(WHAT YOU SHOULD DO)
Below are the entries; return every line among them that holds the word "pricing".

(Stored dataset items)
[Start of Attachment]

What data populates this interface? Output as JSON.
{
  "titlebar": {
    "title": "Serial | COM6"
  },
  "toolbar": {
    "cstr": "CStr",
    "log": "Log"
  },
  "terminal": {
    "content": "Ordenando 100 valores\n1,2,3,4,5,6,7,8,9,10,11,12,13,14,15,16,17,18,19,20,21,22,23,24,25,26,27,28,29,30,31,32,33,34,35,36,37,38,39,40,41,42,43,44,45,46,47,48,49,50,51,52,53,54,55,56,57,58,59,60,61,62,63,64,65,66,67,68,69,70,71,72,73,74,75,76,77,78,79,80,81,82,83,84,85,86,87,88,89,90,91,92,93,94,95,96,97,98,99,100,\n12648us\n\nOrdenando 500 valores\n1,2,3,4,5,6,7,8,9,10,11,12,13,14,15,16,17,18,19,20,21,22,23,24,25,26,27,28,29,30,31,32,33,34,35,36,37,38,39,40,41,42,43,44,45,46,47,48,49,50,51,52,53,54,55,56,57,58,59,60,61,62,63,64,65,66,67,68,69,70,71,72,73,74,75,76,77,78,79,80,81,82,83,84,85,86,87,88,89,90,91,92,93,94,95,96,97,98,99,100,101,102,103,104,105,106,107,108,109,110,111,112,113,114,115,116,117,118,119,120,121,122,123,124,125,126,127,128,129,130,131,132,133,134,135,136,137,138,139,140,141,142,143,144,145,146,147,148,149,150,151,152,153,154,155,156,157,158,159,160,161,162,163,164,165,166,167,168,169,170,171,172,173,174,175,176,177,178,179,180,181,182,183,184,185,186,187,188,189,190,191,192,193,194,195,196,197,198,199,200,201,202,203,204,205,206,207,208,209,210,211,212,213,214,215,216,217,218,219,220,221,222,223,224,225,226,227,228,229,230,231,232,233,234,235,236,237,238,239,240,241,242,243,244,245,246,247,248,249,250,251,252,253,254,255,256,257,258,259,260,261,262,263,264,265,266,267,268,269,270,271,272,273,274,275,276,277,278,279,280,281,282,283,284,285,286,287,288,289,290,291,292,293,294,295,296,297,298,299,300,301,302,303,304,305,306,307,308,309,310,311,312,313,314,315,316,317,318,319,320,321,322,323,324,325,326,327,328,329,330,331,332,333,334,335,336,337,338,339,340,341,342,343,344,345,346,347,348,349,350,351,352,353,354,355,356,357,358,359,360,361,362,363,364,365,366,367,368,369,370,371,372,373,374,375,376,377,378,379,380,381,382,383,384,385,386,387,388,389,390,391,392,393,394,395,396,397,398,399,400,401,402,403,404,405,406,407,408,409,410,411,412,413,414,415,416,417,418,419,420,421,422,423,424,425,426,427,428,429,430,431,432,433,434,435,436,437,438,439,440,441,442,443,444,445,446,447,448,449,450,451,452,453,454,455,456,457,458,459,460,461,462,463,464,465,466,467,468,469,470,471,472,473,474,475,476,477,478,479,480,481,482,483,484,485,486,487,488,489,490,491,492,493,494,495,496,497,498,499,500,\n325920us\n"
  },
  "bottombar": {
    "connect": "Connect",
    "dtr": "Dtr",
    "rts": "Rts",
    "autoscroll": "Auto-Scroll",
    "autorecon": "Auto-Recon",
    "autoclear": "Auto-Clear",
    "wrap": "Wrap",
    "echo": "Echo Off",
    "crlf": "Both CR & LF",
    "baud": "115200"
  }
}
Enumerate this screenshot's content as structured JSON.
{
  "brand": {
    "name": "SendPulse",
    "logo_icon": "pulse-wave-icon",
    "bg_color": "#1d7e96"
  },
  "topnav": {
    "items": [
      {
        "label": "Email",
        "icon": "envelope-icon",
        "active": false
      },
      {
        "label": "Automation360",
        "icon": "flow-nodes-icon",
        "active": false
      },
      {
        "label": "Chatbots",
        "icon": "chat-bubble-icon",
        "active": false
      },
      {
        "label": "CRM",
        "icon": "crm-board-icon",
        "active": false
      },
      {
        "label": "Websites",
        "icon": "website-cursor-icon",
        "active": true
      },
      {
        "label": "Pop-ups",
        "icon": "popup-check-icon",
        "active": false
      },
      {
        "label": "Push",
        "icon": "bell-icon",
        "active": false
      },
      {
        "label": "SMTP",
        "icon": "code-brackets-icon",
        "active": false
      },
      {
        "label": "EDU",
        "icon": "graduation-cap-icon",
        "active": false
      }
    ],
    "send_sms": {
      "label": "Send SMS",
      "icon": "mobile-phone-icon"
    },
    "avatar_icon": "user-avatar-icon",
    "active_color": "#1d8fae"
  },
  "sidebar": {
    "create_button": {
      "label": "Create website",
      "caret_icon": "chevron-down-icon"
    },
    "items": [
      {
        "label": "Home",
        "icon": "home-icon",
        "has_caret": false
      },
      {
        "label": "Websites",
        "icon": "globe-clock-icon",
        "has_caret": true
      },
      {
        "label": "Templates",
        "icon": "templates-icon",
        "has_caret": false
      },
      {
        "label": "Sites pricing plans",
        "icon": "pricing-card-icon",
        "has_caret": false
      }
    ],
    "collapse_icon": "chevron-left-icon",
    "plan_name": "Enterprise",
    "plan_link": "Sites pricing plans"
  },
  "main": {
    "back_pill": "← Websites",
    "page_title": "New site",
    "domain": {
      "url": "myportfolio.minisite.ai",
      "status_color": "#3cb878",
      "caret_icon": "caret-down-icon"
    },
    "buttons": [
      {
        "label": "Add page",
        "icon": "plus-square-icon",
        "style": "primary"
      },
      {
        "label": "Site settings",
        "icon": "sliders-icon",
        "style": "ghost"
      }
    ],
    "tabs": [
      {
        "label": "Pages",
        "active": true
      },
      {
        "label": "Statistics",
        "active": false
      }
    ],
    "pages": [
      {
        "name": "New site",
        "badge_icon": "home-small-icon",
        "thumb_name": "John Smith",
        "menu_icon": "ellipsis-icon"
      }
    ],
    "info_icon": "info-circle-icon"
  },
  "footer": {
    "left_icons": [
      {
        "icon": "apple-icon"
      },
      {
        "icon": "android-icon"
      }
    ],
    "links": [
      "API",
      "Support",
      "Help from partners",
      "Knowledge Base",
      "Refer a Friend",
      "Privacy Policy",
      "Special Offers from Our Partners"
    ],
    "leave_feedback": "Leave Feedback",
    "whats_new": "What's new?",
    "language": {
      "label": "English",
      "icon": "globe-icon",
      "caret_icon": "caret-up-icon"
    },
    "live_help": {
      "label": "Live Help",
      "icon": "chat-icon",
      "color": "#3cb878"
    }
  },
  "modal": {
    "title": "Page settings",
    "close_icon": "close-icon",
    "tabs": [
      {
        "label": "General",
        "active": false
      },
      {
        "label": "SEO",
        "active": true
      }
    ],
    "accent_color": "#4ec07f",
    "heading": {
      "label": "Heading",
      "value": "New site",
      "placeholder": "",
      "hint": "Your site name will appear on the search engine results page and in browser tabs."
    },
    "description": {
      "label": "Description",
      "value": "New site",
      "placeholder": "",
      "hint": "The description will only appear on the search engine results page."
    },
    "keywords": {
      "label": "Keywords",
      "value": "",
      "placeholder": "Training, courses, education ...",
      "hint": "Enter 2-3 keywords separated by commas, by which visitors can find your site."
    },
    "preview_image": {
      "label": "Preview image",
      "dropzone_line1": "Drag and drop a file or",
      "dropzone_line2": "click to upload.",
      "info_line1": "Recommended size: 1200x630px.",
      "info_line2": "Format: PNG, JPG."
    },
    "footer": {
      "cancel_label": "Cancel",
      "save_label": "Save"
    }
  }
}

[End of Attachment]

(RESULT)
        "label": "Sites pricing plans",
        "icon": "pricing-card-icon",
    "plan_link": "Sites pricing plans"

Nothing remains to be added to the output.